*WHAT TO PRODUCE*: Restate all of the entries exactly. Any picture in them should be skipped.

Excerpts from a dataset
-------------------------

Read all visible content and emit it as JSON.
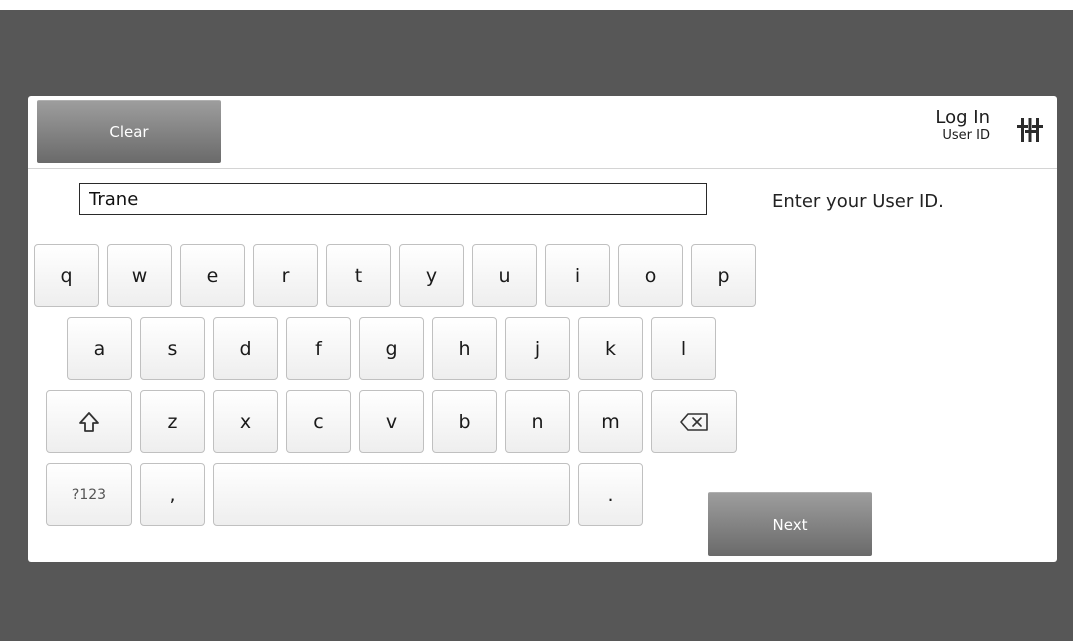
{
  "header": {
    "clear_label": "Clear",
    "title": "Log In",
    "subtitle": "User ID",
    "menu_icon": "tune-icon"
  },
  "userid_field": {
    "value": "Trane"
  },
  "instruction": "Enter your User ID.",
  "keyboard": {
    "row1": [
      "q",
      "w",
      "e",
      "r",
      "t",
      "y",
      "u",
      "i",
      "o",
      "p"
    ],
    "row2": [
      "a",
      "s",
      "d",
      "f",
      "g",
      "h",
      "j",
      "k",
      "l"
    ],
    "row3": [
      "z",
      "x",
      "c",
      "v",
      "b",
      "n",
      "m"
    ],
    "shift_icon": "shift-icon",
    "backspace_icon": "backspace-icon",
    "symbols_label": "?123",
    "comma_label": ",",
    "period_label": "."
  },
  "next_label": "Next",
  "colors": {
    "background": "#575757",
    "panel": "#ffffff",
    "dark_button_top": "#9d9d9d",
    "dark_button_bottom": "#6a6a6a"
  }
}
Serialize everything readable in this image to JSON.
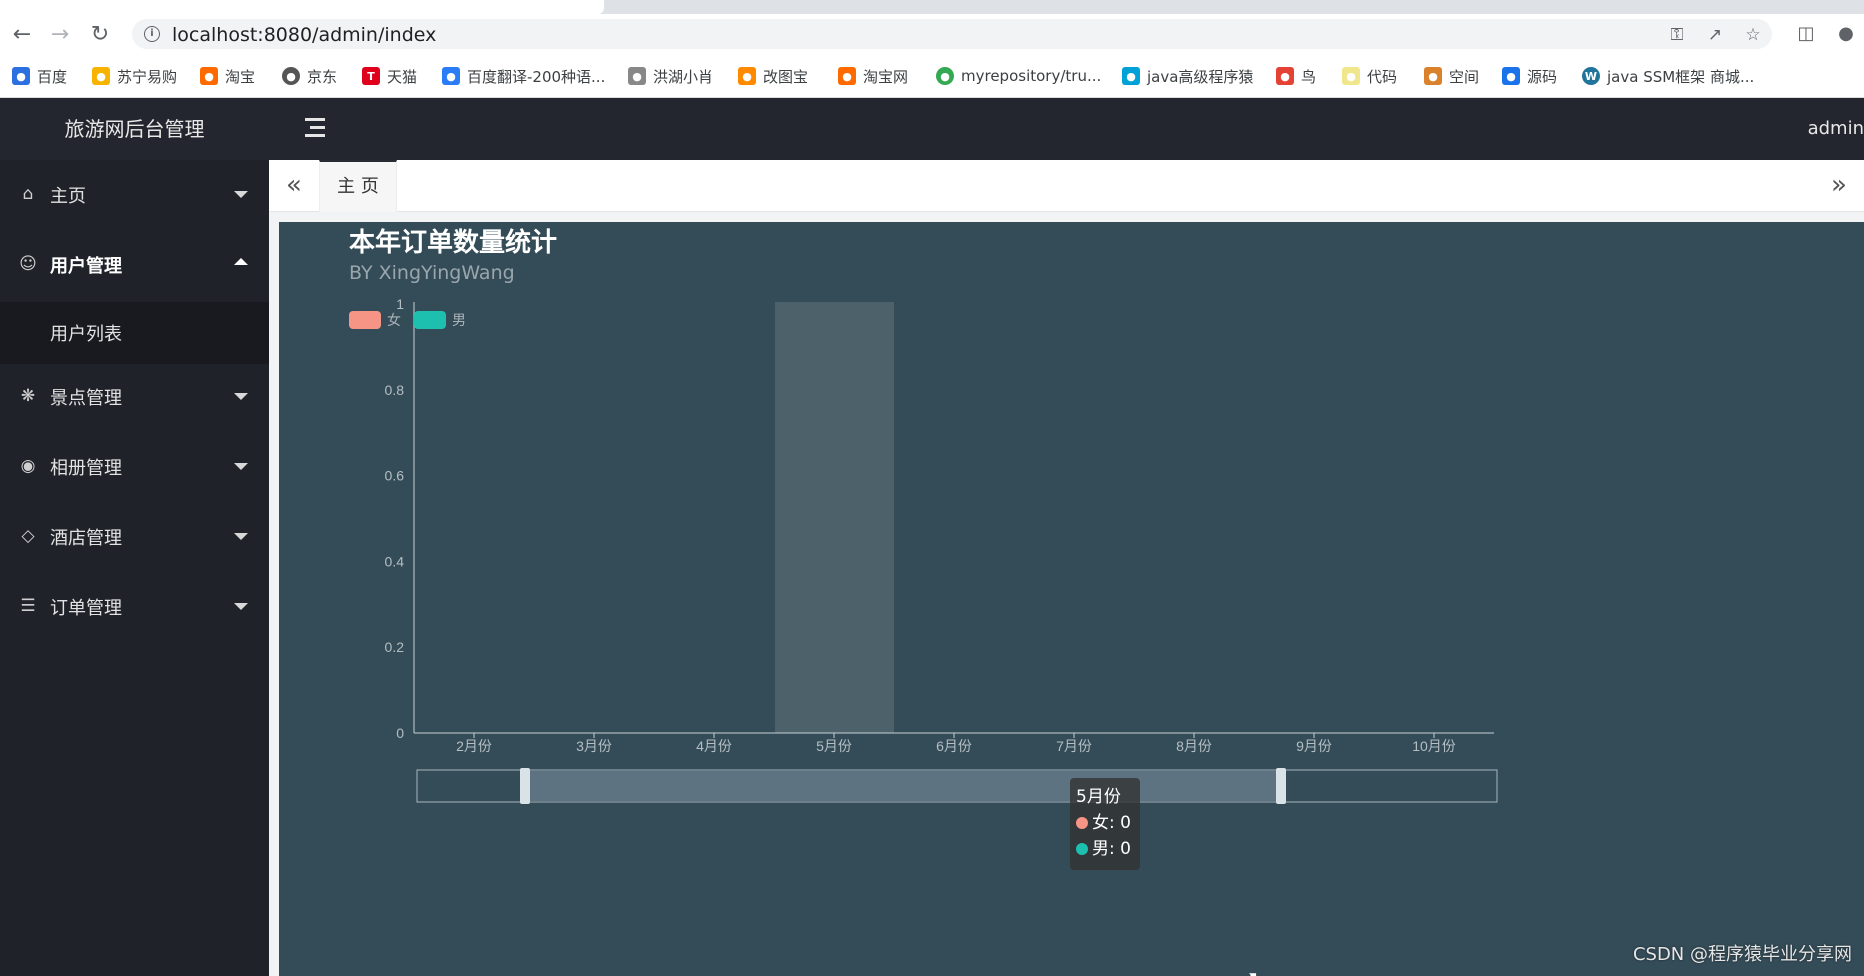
{
  "browser": {
    "url": "localhost:8080/admin/index",
    "bookmarks": [
      "百度",
      "苏宁易购",
      "淘宝",
      "京东",
      "天猫",
      "百度翻译-200种语...",
      "洪湖小肖",
      "改图宝",
      "淘宝网",
      "myrepository/tru...",
      "java高级程序猿",
      "鸟",
      "代码",
      "空间",
      "源码",
      "java SSM框架 商城..."
    ]
  },
  "app": {
    "brand": "旅游网后台管理",
    "user": "admin",
    "menu": [
      {
        "label": "主页",
        "icon": "home-icon",
        "state": "collapsed"
      },
      {
        "label": "用户管理",
        "icon": "user-icon",
        "state": "expanded"
      },
      {
        "label": "景点管理",
        "icon": "palm-tree-icon",
        "state": "collapsed"
      },
      {
        "label": "相册管理",
        "icon": "camera-icon",
        "state": "collapsed"
      },
      {
        "label": "酒店管理",
        "icon": "diamond-icon",
        "state": "collapsed"
      },
      {
        "label": "订单管理",
        "icon": "list-icon",
        "state": "collapsed"
      }
    ],
    "submenu": {
      "label": "用户列表"
    },
    "tabs": [
      {
        "label": "主 页",
        "active": true
      }
    ]
  },
  "colors": {
    "female": "#f69486",
    "male": "#1dbfae",
    "panel_bg": "#344c58",
    "sidebar_bg": "#20222a"
  },
  "chart_data": {
    "type": "bar",
    "title": "本年订单数量统计",
    "subtitle": "BY XingYingWang",
    "categories": [
      "2月份",
      "3月份",
      "4月份",
      "5月份",
      "6月份",
      "7月份",
      "8月份",
      "9月份",
      "10月份"
    ],
    "series": [
      {
        "name": "女",
        "values": [
          0,
          0,
          0,
          0,
          0,
          0,
          0,
          0,
          0
        ]
      },
      {
        "name": "男",
        "values": [
          0,
          0,
          0,
          0,
          0,
          0,
          0,
          0,
          0
        ]
      }
    ],
    "yticks": [
      "0",
      "0.2",
      "0.4",
      "0.6",
      "0.8",
      "1"
    ],
    "ylim": [
      0,
      1
    ],
    "legend": "top-left",
    "highlighted_category": "5月份",
    "datazoom": {
      "start": 0.1,
      "end": 0.8
    },
    "tooltip": {
      "title": "5月份",
      "rows": [
        {
          "label": "女: 0"
        },
        {
          "label": "男: 0"
        }
      ]
    }
  },
  "watermark": "CSDN @程序猿毕业分享网"
}
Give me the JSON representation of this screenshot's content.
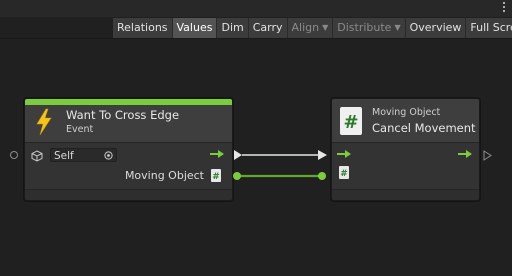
{
  "toolbar": {
    "buttons": [
      {
        "label": "Relations",
        "state": "normal"
      },
      {
        "label": "Values",
        "state": "active"
      },
      {
        "label": "Dim",
        "state": "normal"
      },
      {
        "label": "Carry",
        "state": "normal"
      },
      {
        "label": "Align",
        "state": "disabled",
        "dropdown": true
      },
      {
        "label": "Distribute",
        "state": "disabled",
        "dropdown": true
      },
      {
        "label": "Overview",
        "state": "normal"
      },
      {
        "label": "Full Screen",
        "state": "normal"
      }
    ]
  },
  "nodes": {
    "event": {
      "title": "Want To Cross Edge",
      "subtitle": "Event",
      "icon": "lightning-bolt-icon",
      "accent_color": "#7ccd3e",
      "self_value": "Self",
      "output_label": "Moving Object"
    },
    "unit": {
      "subtitle": "Moving Object",
      "title": "Cancel Movement",
      "icon": "hash-script-icon"
    }
  },
  "colors": {
    "canvas": "#202020",
    "node_body": "#333333",
    "flow_green": "#7ccd3e",
    "flow_edge_white": "#e6e6e6",
    "value_edge_green": "#5fa82e"
  }
}
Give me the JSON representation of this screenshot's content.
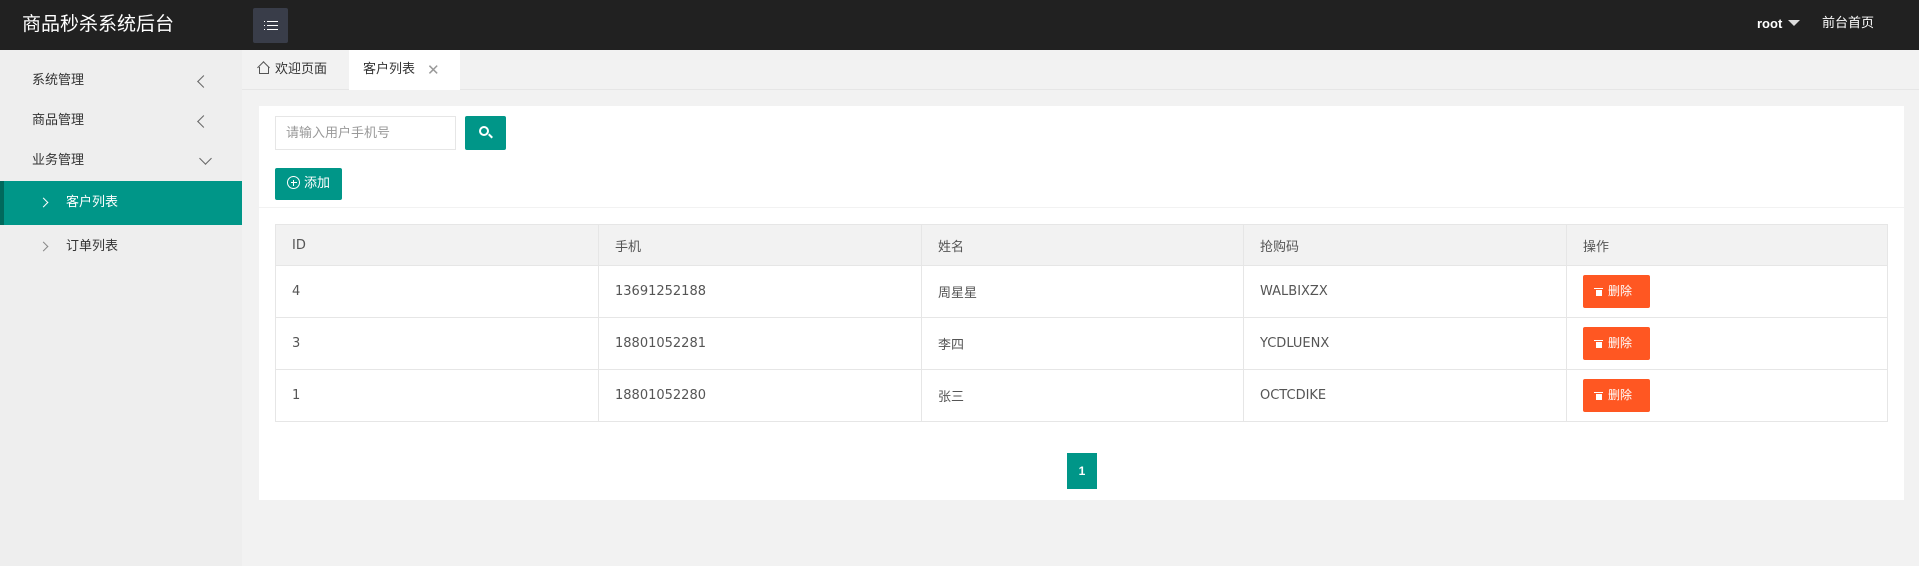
{
  "header": {
    "title": "商品秒杀系统后台",
    "user": "root",
    "front_link": "前台首页"
  },
  "sidebar": {
    "items": [
      {
        "label": "系统管理"
      },
      {
        "label": "商品管理"
      },
      {
        "label": "业务管理"
      }
    ],
    "sub_items": [
      {
        "label": "客户列表",
        "active": true
      },
      {
        "label": "订单列表",
        "active": false
      }
    ]
  },
  "tabs": [
    {
      "label": "欢迎页面",
      "icon": "home-icon"
    },
    {
      "label": "客户列表",
      "active": true,
      "close": "✕"
    }
  ],
  "search": {
    "placeholder": "请输入用户手机号"
  },
  "toolbar": {
    "add_label": "添加"
  },
  "table": {
    "columns": [
      "ID",
      "手机",
      "姓名",
      "抢购码",
      "操作"
    ],
    "rows": [
      {
        "id": "4",
        "phone": "13691252188",
        "name": "周星星",
        "code": "WALBIXZX",
        "action": "删除"
      },
      {
        "id": "3",
        "phone": "18801052281",
        "name": "李四",
        "code": "YCDLUENX",
        "action": "删除"
      },
      {
        "id": "1",
        "phone": "18801052280",
        "name": "张三",
        "code": "OCTCDIKE",
        "action": "删除"
      }
    ]
  },
  "pagination": {
    "current": "1"
  },
  "colors": {
    "primary": "#009688",
    "danger": "#ff5722",
    "header_bg": "#212121"
  }
}
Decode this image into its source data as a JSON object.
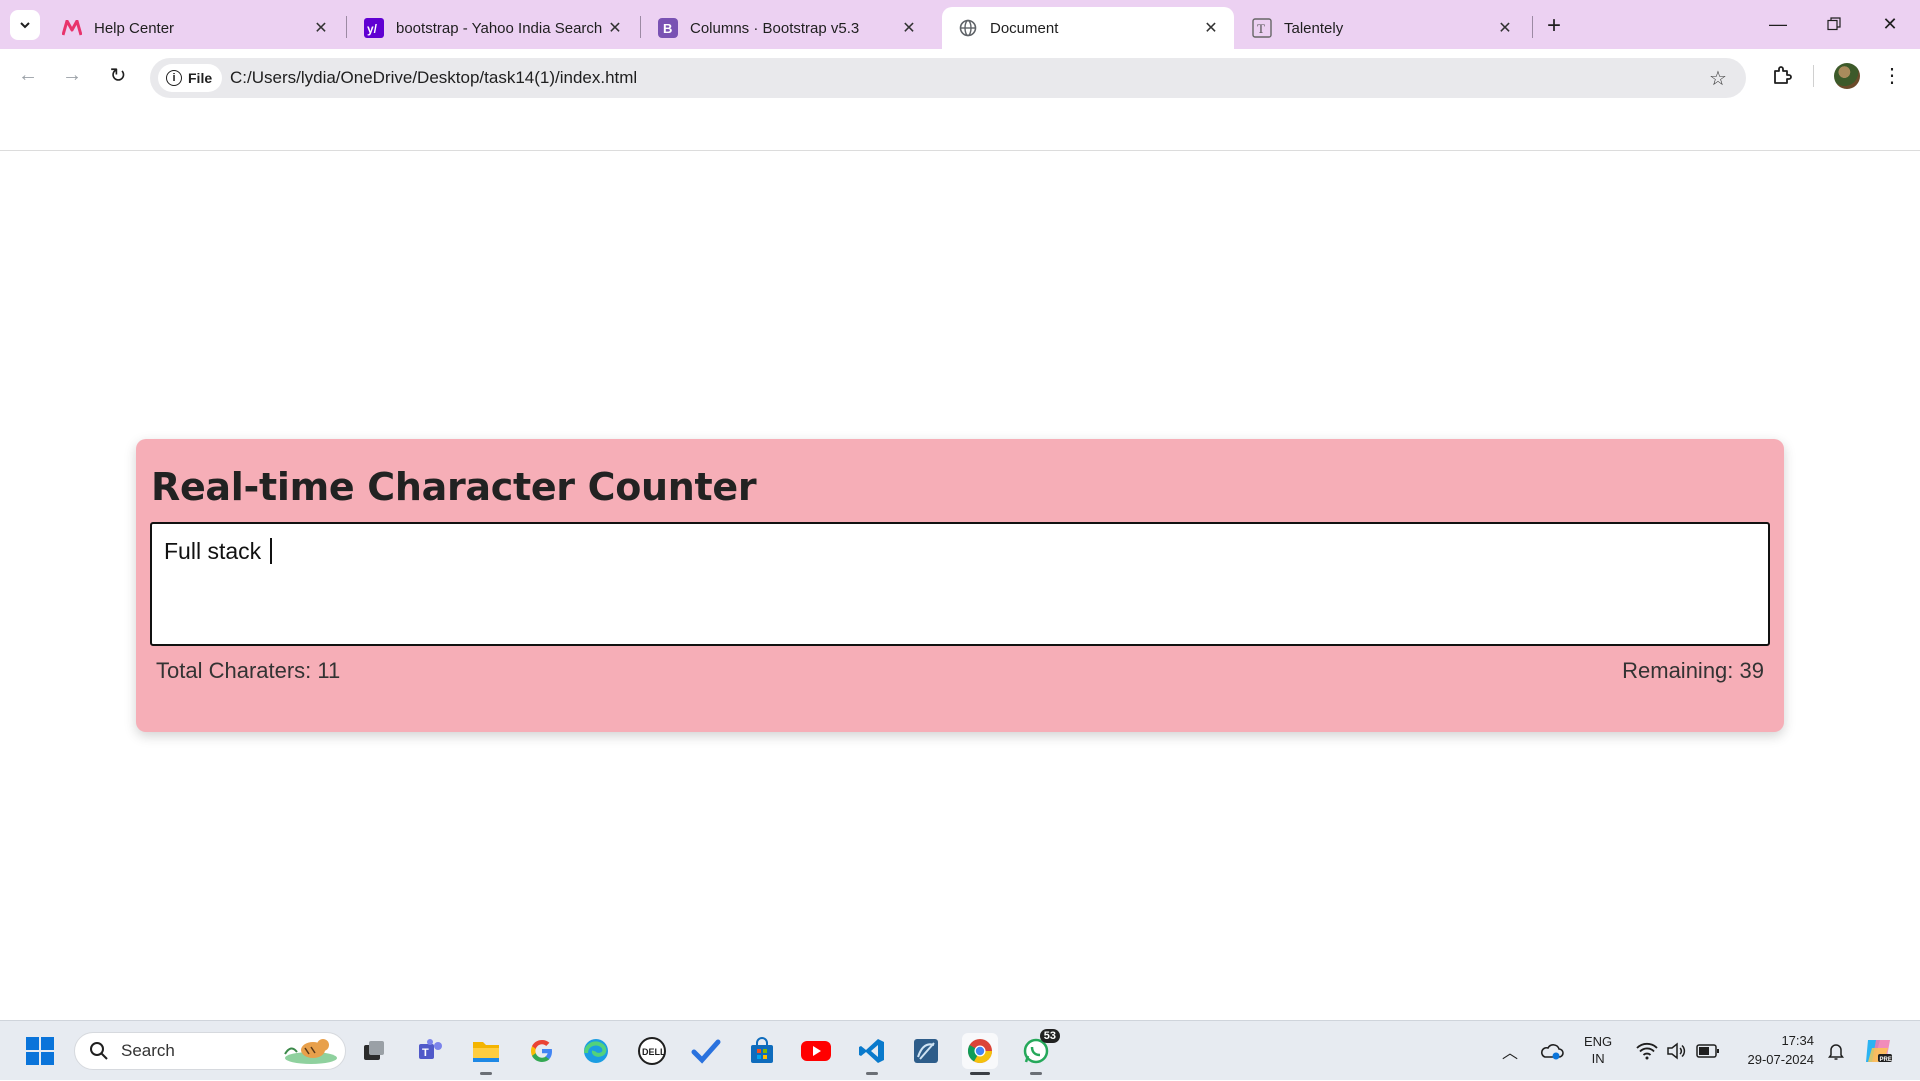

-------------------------

*WRITTEN RESPONSE*:
Read all visible content and emit it as JSON.
{
  "header": {
    "clear_label": "Clear",
    "title": "Log In",
    "subtitle": "User ID",
    "menu_icon": "tune-icon"
  },
  "userid_field": {
    "value": "Trane"
  },
  "instruction": "Enter your User ID.",
  "keyboard": {
    "row1": [
      "q",
      "w",
      "e",
      "r",
      "t",
      "y",
      "u",
      "i",
      "o",
      "p"
    ],
    "row2": [
      "a",
      "s",
      "d",
      "f",
      "g",
      "h",
      "j",
      "k",
      "l"
    ],
    "row3": [
      "z",
      "x",
      "c",
      "v",
      "b",
      "n",
      "m"
    ],
    "shift_icon": "shift-icon",
    "backspace_icon": "backspace-icon",
    "symbols_label": "?123",
    "comma_label": ",",
    "period_label": "."
  },
  "next_label": "Next",
  "colors": {
    "background": "#575757",
    "panel": "#ffffff",
    "dark_button_top": "#9d9d9d",
    "dark_button_bottom": "#6a6a6a"
  }
}
Serialize everything readable in this image to JSON.
{
  "browser": {
    "url": "localhost:8080/admin/index",
    "bookmarks": [
      "百度",
      "苏宁易购",
      "淘宝",
      "京东",
      "天猫",
      "百度翻译-200种语...",
      "洪湖小肖",
      "改图宝",
      "淘宝网",
      "myrepository/tru...",
      "java高级程序猿",
      "鸟",
      "代码",
      "空间",
      "源码",
      "java SSM框架 商城..."
    ]
  },
  "app": {
    "brand": "旅游网后台管理",
    "user": "admin",
    "menu": [
      {
        "label": "主页",
        "icon": "home-icon",
        "state": "collapsed"
      },
      {
        "label": "用户管理",
        "icon": "user-icon",
        "state": "expanded"
      },
      {
        "label": "景点管理",
        "icon": "palm-tree-icon",
        "state": "collapsed"
      },
      {
        "label": "相册管理",
        "icon": "camera-icon",
        "state": "collapsed"
      },
      {
        "label": "酒店管理",
        "icon": "diamond-icon",
        "state": "collapsed"
      },
      {
        "label": "订单管理",
        "icon": "list-icon",
        "state": "collapsed"
      }
    ],
    "submenu": {
      "label": "用户列表"
    },
    "tabs": [
      {
        "label": "主 页",
        "active": true
      }
    ]
  },
  "colors": {
    "female": "#f69486",
    "male": "#1dbfae",
    "panel_bg": "#344c58",
    "sidebar_bg": "#20222a"
  },
  "chart_data": {
    "type": "bar",
    "title": "本年订单数量统计",
    "subtitle": "BY XingYingWang",
    "categories": [
      "2月份",
      "3月份",
      "4月份",
      "5月份",
      "6月份",
      "7月份",
      "8月份",
      "9月份",
      "10月份"
    ],
    "series": [
      {
        "name": "女",
        "values": [
          0,
          0,
          0,
          0,
          0,
          0,
          0,
          0,
          0
        ]
      },
      {
        "name": "男",
        "values": [
          0,
          0,
          0,
          0,
          0,
          0,
          0,
          0,
          0
        ]
      }
    ],
    "yticks": [
      "0",
      "0.2",
      "0.4",
      "0.6",
      "0.8",
      "1"
    ],
    "ylim": [
      0,
      1
    ],
    "legend": "top-left",
    "highlighted_category": "5月份",
    "datazoom": {
      "start": 0.1,
      "end": 0.8
    },
    "tooltip": {
      "title": "5月份",
      "rows": [
        {
          "label": "女: 0"
        },
        {
          "label": "男: 0"
        }
      ]
    }
  },
  "watermark": "CSDN @程序猿毕业分享网"
}
Give me the JSON representation of this screenshot's content.
{
  "toolbar": {
    "buttons": [
      {
        "label": "Relations",
        "state": "normal"
      },
      {
        "label": "Values",
        "state": "active"
      },
      {
        "label": "Dim",
        "state": "normal"
      },
      {
        "label": "Carry",
        "state": "normal"
      },
      {
        "label": "Align",
        "state": "disabled",
        "dropdown": true
      },
      {
        "label": "Distribute",
        "state": "disabled",
        "dropdown": true
      },
      {
        "label": "Overview",
        "state": "normal"
      },
      {
        "label": "Full Screen",
        "state": "normal"
      }
    ]
  },
  "nodes": {
    "event": {
      "title": "Want To Cross Edge",
      "subtitle": "Event",
      "icon": "lightning-bolt-icon",
      "accent_color": "#7ccd3e",
      "self_value": "Self",
      "output_label": "Moving Object"
    },
    "unit": {
      "subtitle": "Moving Object",
      "title": "Cancel Movement",
      "icon": "hash-script-icon"
    }
  },
  "colors": {
    "canvas": "#202020",
    "node_body": "#333333",
    "flow_green": "#7ccd3e",
    "flow_edge_white": "#e6e6e6",
    "value_edge_green": "#5fa82e"
  }
}
Give me the JSON representation of this screenshot's content.
{
  "header": {
    "title": "商品秒杀系统后台",
    "user": "root",
    "front_link": "前台首页"
  },
  "sidebar": {
    "items": [
      {
        "label": "系统管理"
      },
      {
        "label": "商品管理"
      },
      {
        "label": "业务管理"
      }
    ],
    "sub_items": [
      {
        "label": "客户列表",
        "active": true
      },
      {
        "label": "订单列表",
        "active": false
      }
    ]
  },
  "tabs": [
    {
      "label": "欢迎页面",
      "icon": "home-icon"
    },
    {
      "label": "客户列表",
      "active": true,
      "close": "✕"
    }
  ],
  "search": {
    "placeholder": "请输入用户手机号"
  },
  "toolbar": {
    "add_label": "添加"
  },
  "table": {
    "columns": [
      "ID",
      "手机",
      "姓名",
      "抢购码",
      "操作"
    ],
    "rows": [
      {
        "id": "4",
        "phone": "13691252188",
        "name": "周星星",
        "code": "WALBIXZX",
        "action": "删除"
      },
      {
        "id": "3",
        "phone": "18801052281",
        "name": "李四",
        "code": "YCDLUENX",
        "action": "删除"
      },
      {
        "id": "1",
        "phone": "18801052280",
        "name": "张三",
        "code": "OCTCDIKE",
        "action": "删除"
      }
    ]
  },
  "pagination": {
    "current": "1"
  },
  "colors": {
    "primary": "#009688",
    "danger": "#ff5722",
    "header_bg": "#212121"
  }
}
Decode this image into its source data as a JSON object.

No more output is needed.